The Northwest Tri-County Intermediate Unit 5, in an audit obtained by the Times Observer last week, allegedly "hoarded" approximately $14.2 million in money that should have been delivered to local school districts.
The IU's response, in a press release received late Wednesday, acknowledges an intention to return some funding to school districts but failed to address issues regarding the deficiencies in financial policies and procedures of the organization alleged in the audit.
"Like all Intermediate Units across the Commonwealth, the Northwest Tri-County Intermediate Unit 5 has made it a priority to generate funding from sources other than its member school districts in order to offer more and increasingly better services to meet the needs of today's learners," according to the release. "Through its commitment to these efforts, IU5 has accumulated a healthy fund balance to assist member districts meet the many challenges that face school districts today and in the future."
According to the audit, the IU, which provides special education supports for students in the Warren County School District and the other 16 member districts in Erie and Crawford counties, reported an $8.8 million general fund balance. When it became apparent that costs to the district from the IU were rising, questions started to flow.
While acknowledging an accumulated "healthy fund balance over time due to its aggressive nature in grant writing and partnerships," the release claims that the IU "has also taken steps to reduce overall costs of operations."

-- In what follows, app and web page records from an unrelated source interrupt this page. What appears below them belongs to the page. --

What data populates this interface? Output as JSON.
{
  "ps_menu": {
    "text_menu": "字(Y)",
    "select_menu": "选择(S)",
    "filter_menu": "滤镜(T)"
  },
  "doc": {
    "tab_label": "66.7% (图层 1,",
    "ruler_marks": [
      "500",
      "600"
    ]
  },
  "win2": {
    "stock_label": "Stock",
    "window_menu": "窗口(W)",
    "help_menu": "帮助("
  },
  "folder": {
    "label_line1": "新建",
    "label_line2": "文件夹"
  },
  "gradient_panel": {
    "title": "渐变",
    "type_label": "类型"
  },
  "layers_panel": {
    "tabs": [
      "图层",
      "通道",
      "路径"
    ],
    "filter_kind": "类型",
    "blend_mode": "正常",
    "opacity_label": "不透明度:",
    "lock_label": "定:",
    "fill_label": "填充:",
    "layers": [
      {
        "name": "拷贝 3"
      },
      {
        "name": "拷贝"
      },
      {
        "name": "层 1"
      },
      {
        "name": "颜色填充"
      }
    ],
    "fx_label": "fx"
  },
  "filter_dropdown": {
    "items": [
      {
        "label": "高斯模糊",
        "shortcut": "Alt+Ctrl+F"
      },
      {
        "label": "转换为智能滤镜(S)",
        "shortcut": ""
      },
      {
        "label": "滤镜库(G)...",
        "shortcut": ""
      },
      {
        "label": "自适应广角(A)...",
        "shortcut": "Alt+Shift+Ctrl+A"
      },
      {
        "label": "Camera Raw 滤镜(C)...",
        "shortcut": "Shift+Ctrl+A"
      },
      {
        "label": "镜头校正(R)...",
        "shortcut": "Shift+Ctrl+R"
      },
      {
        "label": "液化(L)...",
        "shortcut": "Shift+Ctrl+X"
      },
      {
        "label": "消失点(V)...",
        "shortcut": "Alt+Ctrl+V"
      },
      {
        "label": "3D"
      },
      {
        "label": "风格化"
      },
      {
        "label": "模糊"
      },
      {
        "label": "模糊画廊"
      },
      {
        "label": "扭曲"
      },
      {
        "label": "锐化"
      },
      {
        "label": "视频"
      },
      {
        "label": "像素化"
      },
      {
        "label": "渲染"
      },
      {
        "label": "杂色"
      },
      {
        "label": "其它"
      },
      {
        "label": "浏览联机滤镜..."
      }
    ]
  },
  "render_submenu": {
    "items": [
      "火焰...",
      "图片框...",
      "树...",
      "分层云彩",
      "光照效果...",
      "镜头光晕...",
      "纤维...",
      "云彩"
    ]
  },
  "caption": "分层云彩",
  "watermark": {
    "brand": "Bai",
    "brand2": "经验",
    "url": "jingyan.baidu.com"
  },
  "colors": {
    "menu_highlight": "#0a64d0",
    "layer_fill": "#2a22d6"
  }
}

The release further explained that "the IU (has) set up an Ad Hoc Budget Committee comprised of district superintendents, board members and businesses managers. In addition, the IU board passed a resolution at its September board meeting to conduct an independent forensic audit of its programs and funding formulas."
Warren County School District Superintendent Brandon Hufnagel told the Times Observer on Tuesday night that the school board will be voting on a version of a resolution calling for an equitable conclusion to the situation. He said that the district supports the IU as well as the forensic audit the IU will undertake. He further indicated that he is hoping for a positive outcome for all of the IU's member districts.
The audit claimed "IU management established financial policies that derived your clients (school districts) and the tax payers they represent."
According to the audit, funds were accumulated by the IU over multiple fiscal years and frequently placed in "deferred revenue" accounts. "In the case of the IU, a deferred revenue liability would exist if a governmental entity and/or the member districts had paid for services that the IU had not rendered at the end of any given date." Of the $14 million, $11,325,616 was in such accounts.
The audit alleged that "the financial policies of the IU were established by the management team that was in place at any given point in time. These policies were not approved or known by the IU Board based on our review of the Board minutes and interviews of management." As a result, the IU "was able to establish cash-hoarding policies disguised as legitimate business transactions that in the aggregate concealed millions of dollars" from the districts.
The IU has agreed to return $5 million to the member districts.
"Recognizing that these are challenging times for school districts, the IU offered to return some of these funds to the districts in May of this year," the IU release said.